#### [TASK INSTRUCTIONS]
Count how many lines below include the string "heading", and give that number without anything else.

[Entries from a dataset of interfaces]
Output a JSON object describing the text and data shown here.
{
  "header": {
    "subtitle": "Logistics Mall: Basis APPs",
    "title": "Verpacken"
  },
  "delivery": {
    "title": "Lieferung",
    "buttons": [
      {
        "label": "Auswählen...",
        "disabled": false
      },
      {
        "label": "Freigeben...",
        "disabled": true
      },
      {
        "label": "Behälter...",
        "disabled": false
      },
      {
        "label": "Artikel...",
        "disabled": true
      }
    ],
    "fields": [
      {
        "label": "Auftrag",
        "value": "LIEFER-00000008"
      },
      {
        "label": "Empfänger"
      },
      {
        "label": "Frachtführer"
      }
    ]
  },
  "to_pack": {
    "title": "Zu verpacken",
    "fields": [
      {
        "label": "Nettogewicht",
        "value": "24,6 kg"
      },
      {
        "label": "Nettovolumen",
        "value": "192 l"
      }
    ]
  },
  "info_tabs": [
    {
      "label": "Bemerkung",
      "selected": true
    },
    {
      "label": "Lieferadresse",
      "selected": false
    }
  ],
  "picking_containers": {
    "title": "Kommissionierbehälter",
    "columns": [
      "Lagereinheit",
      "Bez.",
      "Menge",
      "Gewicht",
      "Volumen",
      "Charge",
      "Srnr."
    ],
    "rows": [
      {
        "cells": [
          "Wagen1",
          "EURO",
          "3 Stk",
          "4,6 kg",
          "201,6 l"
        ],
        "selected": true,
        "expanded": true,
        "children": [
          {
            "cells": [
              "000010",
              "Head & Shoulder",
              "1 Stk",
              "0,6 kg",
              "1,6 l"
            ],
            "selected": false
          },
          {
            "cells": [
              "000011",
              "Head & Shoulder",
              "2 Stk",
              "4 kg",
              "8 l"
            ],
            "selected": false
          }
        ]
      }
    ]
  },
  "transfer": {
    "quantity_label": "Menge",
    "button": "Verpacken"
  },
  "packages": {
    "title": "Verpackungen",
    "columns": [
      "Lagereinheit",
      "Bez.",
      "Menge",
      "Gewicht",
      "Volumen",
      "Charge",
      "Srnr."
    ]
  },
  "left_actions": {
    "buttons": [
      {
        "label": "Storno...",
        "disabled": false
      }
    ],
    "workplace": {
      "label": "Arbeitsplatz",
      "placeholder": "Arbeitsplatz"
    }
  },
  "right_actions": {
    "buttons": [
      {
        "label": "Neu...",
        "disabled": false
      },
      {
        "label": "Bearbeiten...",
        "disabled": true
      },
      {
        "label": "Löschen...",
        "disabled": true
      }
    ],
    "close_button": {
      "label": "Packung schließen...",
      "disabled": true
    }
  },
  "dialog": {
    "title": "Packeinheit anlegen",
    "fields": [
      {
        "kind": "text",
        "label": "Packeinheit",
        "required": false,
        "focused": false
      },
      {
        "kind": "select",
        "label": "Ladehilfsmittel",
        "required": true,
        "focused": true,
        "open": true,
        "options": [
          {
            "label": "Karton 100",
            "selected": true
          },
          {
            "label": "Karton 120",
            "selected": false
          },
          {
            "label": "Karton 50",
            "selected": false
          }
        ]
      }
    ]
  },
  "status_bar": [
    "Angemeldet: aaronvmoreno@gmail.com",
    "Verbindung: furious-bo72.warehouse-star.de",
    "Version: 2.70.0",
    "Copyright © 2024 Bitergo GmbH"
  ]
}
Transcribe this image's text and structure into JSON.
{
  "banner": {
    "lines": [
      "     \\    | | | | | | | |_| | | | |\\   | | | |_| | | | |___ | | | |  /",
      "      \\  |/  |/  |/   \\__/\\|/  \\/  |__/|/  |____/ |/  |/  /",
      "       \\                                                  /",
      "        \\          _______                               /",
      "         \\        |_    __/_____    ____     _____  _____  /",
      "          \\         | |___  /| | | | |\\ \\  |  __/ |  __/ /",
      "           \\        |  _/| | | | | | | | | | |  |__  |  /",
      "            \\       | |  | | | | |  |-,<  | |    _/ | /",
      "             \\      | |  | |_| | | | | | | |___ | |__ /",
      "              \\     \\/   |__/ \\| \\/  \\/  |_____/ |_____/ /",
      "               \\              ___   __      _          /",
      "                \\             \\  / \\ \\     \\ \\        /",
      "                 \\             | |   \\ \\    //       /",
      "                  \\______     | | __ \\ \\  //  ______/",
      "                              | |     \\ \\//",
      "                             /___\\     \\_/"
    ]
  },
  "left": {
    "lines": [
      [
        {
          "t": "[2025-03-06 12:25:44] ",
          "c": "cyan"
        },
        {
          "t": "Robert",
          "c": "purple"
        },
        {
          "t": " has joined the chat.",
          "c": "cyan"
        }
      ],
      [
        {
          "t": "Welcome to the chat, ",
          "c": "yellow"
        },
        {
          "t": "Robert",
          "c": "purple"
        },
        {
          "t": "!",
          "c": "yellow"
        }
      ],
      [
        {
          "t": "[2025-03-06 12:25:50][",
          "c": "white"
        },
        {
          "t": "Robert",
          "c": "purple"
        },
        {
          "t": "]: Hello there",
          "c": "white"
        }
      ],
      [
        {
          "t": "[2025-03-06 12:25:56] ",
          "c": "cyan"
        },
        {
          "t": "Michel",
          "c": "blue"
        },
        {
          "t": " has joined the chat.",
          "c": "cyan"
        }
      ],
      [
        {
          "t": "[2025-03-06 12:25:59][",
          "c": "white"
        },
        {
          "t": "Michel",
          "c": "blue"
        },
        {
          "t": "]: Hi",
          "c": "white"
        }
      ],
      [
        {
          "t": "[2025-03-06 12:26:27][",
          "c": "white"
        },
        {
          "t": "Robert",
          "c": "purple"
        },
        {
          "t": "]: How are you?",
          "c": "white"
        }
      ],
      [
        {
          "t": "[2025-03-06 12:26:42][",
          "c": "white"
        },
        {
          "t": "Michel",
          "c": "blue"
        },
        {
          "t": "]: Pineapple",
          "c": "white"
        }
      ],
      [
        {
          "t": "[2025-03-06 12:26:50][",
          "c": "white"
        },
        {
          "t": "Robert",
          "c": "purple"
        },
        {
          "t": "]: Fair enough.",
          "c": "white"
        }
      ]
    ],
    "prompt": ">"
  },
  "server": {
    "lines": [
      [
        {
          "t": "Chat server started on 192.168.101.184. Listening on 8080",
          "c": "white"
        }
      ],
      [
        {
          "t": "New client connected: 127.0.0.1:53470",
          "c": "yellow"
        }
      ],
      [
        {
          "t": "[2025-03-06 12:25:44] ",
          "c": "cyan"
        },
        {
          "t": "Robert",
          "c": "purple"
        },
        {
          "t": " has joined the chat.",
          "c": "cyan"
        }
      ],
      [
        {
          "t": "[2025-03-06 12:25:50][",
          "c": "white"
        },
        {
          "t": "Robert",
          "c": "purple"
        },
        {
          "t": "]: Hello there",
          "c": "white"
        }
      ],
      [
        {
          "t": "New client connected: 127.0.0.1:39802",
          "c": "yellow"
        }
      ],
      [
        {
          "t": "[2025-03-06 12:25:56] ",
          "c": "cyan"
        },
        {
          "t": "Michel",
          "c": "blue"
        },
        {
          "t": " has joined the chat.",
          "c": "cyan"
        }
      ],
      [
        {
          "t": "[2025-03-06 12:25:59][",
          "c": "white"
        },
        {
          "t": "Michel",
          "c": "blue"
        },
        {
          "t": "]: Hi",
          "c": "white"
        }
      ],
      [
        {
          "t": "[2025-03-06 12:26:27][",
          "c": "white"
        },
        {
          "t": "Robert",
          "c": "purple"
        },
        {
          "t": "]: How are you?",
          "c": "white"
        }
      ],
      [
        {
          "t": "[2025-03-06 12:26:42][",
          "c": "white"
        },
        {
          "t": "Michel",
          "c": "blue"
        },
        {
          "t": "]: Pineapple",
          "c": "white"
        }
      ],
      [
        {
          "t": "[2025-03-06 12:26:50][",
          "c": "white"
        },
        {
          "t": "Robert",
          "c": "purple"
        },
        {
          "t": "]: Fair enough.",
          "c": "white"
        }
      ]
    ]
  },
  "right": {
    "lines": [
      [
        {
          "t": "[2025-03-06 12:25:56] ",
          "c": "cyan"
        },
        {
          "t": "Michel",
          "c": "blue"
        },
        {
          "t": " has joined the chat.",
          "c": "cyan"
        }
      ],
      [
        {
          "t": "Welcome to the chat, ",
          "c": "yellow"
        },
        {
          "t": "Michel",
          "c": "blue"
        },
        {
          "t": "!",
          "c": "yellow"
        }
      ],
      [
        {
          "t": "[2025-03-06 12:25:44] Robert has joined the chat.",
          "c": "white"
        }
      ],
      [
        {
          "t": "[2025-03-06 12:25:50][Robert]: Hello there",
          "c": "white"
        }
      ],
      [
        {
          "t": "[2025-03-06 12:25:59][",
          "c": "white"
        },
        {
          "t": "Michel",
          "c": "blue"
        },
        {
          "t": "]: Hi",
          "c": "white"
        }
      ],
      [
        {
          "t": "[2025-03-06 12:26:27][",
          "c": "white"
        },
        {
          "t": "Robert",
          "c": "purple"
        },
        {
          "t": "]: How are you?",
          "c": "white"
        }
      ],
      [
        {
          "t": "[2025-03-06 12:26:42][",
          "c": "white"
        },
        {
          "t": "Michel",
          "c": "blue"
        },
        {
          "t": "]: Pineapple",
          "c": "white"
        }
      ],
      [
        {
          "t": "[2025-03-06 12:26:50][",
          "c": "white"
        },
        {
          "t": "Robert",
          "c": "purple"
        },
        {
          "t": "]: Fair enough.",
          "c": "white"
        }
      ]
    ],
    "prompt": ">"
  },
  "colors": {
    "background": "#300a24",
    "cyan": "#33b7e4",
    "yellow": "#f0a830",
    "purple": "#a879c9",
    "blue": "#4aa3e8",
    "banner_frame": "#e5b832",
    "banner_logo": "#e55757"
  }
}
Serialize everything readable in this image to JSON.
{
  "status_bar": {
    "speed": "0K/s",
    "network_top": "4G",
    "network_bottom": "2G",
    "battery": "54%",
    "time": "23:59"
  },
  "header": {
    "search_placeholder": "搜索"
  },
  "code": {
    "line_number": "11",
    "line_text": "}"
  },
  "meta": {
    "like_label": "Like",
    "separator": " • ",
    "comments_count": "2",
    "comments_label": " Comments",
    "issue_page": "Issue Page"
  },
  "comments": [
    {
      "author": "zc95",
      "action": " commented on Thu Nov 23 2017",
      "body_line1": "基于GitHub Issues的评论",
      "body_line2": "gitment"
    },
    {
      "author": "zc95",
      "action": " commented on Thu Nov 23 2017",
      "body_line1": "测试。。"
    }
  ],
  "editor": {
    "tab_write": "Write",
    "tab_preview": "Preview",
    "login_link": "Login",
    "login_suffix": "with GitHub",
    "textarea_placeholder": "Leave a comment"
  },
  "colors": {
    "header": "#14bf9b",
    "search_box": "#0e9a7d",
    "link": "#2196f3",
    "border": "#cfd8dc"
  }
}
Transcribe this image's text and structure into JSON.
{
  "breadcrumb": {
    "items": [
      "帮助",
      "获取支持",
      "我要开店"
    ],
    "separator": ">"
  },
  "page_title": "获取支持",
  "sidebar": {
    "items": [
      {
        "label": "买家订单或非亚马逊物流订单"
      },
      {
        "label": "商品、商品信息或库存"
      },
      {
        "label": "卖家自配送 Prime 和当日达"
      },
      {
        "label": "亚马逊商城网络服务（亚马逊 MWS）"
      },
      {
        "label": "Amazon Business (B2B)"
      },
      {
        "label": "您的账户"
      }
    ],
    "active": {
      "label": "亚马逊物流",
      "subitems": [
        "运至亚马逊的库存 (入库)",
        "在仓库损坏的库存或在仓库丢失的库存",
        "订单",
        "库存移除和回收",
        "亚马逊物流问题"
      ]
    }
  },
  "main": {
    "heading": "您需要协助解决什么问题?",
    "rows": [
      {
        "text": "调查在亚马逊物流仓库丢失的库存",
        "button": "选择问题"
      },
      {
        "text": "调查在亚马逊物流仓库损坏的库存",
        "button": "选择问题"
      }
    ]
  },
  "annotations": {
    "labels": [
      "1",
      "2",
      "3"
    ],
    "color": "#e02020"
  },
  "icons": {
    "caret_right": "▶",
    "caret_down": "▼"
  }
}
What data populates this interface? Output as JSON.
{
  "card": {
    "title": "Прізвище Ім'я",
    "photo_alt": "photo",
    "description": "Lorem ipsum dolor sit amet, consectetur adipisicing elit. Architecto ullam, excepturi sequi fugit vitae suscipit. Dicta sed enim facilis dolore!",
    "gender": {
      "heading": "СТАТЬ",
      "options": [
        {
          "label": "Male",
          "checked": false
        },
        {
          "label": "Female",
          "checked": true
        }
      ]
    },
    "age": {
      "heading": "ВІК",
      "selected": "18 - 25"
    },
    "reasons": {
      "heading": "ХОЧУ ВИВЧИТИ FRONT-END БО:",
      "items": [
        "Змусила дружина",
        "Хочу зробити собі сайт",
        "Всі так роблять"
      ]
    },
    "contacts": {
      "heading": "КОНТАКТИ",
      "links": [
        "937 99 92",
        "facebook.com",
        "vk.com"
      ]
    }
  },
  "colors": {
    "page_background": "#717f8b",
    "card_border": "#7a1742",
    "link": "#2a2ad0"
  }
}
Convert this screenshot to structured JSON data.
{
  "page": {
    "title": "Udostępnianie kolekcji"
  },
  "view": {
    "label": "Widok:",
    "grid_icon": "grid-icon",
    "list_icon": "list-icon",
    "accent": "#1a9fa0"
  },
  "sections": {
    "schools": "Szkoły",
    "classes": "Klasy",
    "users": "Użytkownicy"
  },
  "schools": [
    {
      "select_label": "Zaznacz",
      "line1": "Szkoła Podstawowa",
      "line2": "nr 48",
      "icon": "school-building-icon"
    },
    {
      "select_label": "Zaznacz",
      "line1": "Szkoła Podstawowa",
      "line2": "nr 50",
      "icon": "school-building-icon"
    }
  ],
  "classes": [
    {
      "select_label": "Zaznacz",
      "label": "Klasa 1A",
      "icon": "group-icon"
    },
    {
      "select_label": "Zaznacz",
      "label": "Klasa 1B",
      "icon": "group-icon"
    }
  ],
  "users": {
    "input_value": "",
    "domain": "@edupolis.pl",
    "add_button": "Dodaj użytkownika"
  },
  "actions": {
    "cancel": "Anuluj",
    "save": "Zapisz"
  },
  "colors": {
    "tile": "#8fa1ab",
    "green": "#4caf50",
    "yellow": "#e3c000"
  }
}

#### [SOLUTION TO THIS TASK]
5